■ THE TASK
An exact reproduction of all the entries below is required.

■ STORED DATA
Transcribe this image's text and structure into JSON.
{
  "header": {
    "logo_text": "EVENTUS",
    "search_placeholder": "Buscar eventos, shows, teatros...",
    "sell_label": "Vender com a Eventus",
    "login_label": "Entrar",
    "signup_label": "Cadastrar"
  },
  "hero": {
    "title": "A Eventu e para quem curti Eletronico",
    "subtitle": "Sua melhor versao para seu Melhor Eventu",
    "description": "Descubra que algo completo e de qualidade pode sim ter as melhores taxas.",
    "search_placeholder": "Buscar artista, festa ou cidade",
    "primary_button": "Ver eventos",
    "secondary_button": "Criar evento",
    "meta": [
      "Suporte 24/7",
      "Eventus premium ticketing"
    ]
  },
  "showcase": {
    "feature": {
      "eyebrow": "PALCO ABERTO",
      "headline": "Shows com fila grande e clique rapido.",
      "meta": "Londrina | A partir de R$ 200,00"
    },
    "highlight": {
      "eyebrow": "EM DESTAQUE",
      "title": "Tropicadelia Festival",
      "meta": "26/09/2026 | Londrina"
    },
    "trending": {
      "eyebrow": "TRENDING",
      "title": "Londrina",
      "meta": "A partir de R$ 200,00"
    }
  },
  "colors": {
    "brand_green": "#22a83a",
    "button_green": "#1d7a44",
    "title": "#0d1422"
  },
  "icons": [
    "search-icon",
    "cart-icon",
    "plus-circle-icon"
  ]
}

■ TASK ANSWER
Transcribe this image's text and structure into JSON.
{
  "header": {
    "logo_text": "EVENTUS",
    "search_placeholder": "Buscar eventos, shows, teatros...",
    "sell_label": "Vender com a Eventus",
    "login_label": "Entrar",
    "signup_label": "Cadastrar"
  },
  "hero": {
    "title": "A Eventu e para quem curti Eletronico",
    "subtitle": "Sua melhor versao para seu Melhor Eventu",
    "description": "Descubra que algo completo e de qualidade pode sim ter as melhores taxas.",
    "search_placeholder": "Buscar artista, festa ou cidade",
    "primary_button": "Ver eventos",
    "secondary_button": "Criar evento",
    "meta": [
      "Suporte 24/7",
      "Eventus premium ticketing"
    ]
  },
  "showcase": {
    "feature": {
      "eyebrow": "PALCO ABERTO",
      "headline": "Shows com fila grande e clique rapido.",
      "meta": "Londrina | A partir de R$ 200,00"
    },
    "highlight": {
      "eyebrow": "EM DESTAQUE",
      "title": "Tropicadelia Festival",
      "meta": "26/09/2026 | Londrina"
    },
    "trending": {
      "eyebrow": "TRENDING",
      "title": "Londrina",
      "meta": "A partir de R$ 200,00"
    }
  },
  "colors": {
    "brand_green": "#22a83a",
    "button_green": "#1d7a44",
    "title": "#0d1422"
  },
  "icons": [
    "search-icon",
    "cart-icon",
    "plus-circle-icon"
  ]
}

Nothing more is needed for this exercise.